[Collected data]
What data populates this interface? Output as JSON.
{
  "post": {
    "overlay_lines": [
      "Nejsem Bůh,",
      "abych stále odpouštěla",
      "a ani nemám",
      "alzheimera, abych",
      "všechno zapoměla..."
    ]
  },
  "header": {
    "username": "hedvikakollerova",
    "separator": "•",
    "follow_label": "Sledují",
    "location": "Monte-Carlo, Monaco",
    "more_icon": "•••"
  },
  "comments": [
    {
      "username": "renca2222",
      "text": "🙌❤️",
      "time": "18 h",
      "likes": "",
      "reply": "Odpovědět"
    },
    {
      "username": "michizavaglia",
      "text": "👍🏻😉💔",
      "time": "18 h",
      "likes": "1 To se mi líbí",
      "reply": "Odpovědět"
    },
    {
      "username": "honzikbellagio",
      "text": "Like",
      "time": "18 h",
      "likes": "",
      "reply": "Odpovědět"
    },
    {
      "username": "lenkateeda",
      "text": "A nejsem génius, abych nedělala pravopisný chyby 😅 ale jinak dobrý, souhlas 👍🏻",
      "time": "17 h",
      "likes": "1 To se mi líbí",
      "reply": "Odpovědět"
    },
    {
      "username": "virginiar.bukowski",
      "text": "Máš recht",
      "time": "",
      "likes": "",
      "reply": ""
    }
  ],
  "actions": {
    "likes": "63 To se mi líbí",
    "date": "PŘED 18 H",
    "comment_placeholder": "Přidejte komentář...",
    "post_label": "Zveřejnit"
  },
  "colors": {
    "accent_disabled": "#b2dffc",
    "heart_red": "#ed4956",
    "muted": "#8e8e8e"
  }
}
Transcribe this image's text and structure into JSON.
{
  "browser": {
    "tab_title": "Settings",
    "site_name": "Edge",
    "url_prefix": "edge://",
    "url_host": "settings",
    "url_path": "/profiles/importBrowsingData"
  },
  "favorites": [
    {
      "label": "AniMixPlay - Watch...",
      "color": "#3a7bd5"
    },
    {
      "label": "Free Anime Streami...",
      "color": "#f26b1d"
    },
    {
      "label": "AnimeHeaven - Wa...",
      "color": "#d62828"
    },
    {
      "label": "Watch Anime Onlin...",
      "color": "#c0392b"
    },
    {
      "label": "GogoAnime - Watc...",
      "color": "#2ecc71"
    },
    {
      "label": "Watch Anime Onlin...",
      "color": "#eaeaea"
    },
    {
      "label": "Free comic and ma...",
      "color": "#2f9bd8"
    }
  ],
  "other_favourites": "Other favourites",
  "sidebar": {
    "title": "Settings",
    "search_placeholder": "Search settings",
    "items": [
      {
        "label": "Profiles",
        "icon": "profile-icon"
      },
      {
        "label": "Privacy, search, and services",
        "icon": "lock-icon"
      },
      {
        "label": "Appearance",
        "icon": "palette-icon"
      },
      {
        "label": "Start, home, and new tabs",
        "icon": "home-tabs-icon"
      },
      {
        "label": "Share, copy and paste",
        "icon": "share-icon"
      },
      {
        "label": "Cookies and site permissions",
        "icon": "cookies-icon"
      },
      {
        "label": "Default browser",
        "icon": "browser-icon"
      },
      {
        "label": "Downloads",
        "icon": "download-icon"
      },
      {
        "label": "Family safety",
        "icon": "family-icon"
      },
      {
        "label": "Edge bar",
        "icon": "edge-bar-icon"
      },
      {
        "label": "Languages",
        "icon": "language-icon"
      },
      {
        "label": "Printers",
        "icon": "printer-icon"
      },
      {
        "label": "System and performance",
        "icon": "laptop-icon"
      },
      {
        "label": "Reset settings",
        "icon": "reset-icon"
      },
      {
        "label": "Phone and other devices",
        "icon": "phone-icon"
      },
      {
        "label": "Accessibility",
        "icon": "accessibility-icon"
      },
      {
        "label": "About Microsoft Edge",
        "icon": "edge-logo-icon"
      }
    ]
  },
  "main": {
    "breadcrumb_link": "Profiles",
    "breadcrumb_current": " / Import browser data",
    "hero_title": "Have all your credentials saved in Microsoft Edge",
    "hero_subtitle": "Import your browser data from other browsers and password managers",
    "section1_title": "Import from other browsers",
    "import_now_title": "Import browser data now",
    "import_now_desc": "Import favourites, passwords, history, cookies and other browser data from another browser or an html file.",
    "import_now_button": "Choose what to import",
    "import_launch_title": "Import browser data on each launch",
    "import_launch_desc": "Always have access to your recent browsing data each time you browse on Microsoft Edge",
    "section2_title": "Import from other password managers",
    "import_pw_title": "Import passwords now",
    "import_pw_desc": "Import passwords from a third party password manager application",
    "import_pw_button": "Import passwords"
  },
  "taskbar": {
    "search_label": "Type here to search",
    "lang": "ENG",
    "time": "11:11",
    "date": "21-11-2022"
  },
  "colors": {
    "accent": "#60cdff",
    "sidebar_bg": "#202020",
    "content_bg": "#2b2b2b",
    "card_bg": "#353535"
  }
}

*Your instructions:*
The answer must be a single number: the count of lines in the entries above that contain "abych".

*Result of this task:*
3